On a small, handmade charcoal grill by the Cayuga Inlet, former Ithaca College men’s crew coach Dan Robinson ’79 stood over a flame, cooking hamburgers and sausages for the weekly rowing cookout.
At one table, teammates Zoe Foster ’22 and Bobby MacInnis ’22 played a version of “Guess Who?” with their teammates’ faces instead of the normal characters. Others played cornhole, while the rest talked with each other or played with the several dogs in attendance.
Robinson, who announced his retirement from the team in March, and his wife Becky Robinson ’88, head coach of the Ithaca College women’s crew and sculling teams, have been hosting the cookouts every week over the summer for more than 30 years. And while Dan Robinson said it is intended as an event for the team, the event is open to almost anyone.
“Every once in a while, we have some alums up in Syracuse [who] will show up,” Robinson said. “The rowing community [in the city] is invited, the college community is invited, and they can bring friends. All these times, it’s an open invitation.”
Aside from the handful of athletes and coaches, there were recent graduates, professors, children of coaches and Ithaca community members who were involved with rowing. Although there were only around 15 people there June 23, Robinson said they have had around triple that many at times.
“[Tonight’s attendance] is average,” Robinson said. “We’ve had as many as 40 to 45, and we’ve had as few as four of us.”
MacInnis, who was on the team for three years, said this summer is the first time he has been to one of the team cookouts because he has not been in the area in past summers, but he hopes to get to a few more before the summer ends.
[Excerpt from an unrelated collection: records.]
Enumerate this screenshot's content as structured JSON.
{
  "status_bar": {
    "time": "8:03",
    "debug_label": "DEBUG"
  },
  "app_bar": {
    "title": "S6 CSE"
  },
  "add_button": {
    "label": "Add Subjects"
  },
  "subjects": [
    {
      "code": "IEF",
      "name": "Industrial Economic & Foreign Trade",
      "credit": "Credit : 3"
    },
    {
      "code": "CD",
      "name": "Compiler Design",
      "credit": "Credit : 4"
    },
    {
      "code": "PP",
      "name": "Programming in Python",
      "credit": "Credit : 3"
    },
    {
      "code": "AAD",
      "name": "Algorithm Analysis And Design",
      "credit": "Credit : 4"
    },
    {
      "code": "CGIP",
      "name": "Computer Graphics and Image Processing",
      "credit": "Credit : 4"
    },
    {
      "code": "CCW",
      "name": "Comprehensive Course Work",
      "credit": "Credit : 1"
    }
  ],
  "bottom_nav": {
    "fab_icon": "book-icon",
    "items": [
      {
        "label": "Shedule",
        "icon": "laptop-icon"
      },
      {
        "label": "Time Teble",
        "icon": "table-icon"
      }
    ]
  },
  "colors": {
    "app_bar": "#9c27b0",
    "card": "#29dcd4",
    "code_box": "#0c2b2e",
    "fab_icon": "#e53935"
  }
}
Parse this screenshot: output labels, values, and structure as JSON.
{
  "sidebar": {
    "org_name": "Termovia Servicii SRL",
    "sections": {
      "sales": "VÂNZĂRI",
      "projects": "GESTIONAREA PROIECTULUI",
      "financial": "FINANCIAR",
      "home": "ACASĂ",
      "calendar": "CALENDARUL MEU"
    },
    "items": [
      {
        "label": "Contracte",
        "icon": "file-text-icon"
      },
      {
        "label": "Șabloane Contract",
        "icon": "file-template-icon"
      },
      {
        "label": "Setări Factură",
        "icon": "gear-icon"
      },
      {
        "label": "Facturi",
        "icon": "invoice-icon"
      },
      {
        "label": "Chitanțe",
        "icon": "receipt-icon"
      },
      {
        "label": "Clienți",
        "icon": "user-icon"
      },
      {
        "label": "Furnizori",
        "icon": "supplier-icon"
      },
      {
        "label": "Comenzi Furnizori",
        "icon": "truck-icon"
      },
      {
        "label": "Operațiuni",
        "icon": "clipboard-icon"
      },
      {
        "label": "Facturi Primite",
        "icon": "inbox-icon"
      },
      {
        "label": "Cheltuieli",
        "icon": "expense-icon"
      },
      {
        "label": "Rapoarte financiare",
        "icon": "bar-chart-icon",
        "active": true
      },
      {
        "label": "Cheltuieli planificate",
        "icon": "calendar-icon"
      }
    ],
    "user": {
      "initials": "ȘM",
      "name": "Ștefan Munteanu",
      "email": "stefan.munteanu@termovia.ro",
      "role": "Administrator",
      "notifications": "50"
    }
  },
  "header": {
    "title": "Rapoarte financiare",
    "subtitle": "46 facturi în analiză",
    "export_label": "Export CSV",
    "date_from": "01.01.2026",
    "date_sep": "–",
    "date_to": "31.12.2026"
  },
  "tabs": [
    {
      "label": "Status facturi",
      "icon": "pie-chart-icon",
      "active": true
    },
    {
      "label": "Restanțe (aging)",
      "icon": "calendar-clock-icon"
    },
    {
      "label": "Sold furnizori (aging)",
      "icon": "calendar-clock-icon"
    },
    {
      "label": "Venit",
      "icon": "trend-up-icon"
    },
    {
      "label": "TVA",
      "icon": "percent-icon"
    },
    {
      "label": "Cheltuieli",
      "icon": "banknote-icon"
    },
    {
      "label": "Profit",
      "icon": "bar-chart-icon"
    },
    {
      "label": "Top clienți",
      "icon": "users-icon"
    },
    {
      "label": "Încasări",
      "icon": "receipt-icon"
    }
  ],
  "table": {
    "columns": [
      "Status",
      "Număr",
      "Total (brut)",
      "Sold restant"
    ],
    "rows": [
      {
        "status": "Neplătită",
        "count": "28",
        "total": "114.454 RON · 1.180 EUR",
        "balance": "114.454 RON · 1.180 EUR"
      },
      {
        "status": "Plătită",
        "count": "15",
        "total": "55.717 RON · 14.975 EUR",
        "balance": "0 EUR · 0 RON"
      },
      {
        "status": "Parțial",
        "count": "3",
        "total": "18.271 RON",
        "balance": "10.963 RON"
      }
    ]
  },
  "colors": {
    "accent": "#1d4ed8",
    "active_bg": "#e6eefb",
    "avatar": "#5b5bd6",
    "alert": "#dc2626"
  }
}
“I’m here all summer doing a class,” MacInnis said. “So, I don’t know, I can come hang and see some people. You never know who’s gonna be at these things. … I love this weather, it’s relaxing. And it’s better than just eating in my house, in my kitchen.”
While the team bonding and summer relaxation is fun, there are other things to enjoy for some of the people in attendance. Foster, who was a coxswain for the team, said they come for the dogs people bring with them.
“We have many boathouse dogs,” Foster said. “Becky [Robinson] has Rigor and Nala, and Crista [Shopis], who’s the men’s assistant coach, has a dog named Chupa. … There can be upward of four dogs here at any given moment!”
Foster, like MacInnis, also had not been to any of the summer cookouts before this year, mostly because it was hard for them to stay in Ithaca for the summer. They said older students and recent graduates tend to make up most of the crowd, but underclassmen know they are invited too.
“This is my first summer [in Ithaca], and I’ve been looking forward to this since I was a freshman,” Foster said. “We don’t really advertise it very much, but it’s just like, ‘if you’re in the area and you want to hang out and get free food on a Thursday, then just come down and hang.’ It’s super casual.”
Located right by Cayuga Lake, the Ward Romer Boathouse has a concrete patio outside with picnic tables just beside the water. Some rowers had just returned from a trip out onto the lake and were still dressed in their workout clothes.
Robinson said the casual nature of it is what makes it so much fun. He said he spends around $15 a week on burgers and sausages, and whoever else comes is invited to bring a side dish or drink, but there is no pressure to contribute — just to come and have fun.
“We always got stuff, and if we run out, we run out, so it goes,” Robinson said. “It’s totally informal. … And if it’s raining, we got this big umbrella [for the grill] and we move the picnic tables [inside the boathouse]. We’ve done it rain and shine.”
Jared Anderson ’22, another recent graduate of the team, said he, much like many college students, will never deny an opportunity for free food. But more than that, he said he is glad that the cookouts give him a way to see his teammates and coaches one last time before he moves out of Ithaca. Unlike Foster and MacInnis, Anderson said he went to the cookouts all four years of college.
“I really enjoy these,” Anderson said. “It gets us connected with a lot of the people who we’re not going to see. For me, I just graduated, and I get to hang out with alumni and my friends, who I might not see all that much once I finally have to move away.”